## Your goal
Determine how many lines of the listing below hold the string "this". Reply only with the number.

## Source material
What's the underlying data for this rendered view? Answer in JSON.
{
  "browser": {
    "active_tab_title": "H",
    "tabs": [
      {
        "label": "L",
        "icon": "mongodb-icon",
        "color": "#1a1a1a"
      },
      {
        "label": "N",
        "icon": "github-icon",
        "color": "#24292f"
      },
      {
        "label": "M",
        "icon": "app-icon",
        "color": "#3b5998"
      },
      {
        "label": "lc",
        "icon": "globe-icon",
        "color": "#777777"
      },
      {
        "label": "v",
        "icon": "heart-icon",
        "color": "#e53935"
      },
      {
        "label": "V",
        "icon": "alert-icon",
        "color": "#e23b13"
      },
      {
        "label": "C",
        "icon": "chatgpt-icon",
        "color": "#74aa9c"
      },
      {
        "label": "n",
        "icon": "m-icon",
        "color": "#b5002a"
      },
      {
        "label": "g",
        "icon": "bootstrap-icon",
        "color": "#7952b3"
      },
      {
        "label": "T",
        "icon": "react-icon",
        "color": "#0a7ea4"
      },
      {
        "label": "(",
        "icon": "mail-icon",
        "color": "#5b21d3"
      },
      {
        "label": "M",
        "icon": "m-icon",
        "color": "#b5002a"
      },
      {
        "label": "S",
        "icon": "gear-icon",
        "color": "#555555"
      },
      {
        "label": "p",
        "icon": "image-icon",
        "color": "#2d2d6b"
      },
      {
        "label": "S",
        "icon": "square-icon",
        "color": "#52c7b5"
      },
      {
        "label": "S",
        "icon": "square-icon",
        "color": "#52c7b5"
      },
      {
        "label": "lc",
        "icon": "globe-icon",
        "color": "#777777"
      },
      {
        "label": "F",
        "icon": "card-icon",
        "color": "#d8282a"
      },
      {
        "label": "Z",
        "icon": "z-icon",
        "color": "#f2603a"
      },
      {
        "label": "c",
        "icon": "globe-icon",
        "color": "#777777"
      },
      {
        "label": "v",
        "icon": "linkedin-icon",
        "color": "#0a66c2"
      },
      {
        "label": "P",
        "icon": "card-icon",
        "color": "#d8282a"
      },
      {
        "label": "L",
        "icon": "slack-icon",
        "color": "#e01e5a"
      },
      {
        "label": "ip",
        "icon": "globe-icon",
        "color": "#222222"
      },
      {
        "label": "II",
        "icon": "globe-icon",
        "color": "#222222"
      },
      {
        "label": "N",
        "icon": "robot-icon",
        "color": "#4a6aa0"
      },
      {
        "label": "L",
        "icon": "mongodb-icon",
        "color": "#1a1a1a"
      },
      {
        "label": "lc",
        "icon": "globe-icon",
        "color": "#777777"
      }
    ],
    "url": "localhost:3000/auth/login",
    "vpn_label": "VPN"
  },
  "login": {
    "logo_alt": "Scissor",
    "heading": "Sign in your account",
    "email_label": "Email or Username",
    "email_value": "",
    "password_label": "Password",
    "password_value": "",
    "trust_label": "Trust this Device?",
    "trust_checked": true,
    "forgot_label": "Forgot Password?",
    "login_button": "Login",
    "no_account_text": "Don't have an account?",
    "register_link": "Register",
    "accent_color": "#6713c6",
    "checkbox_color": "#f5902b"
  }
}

## Solved problem
2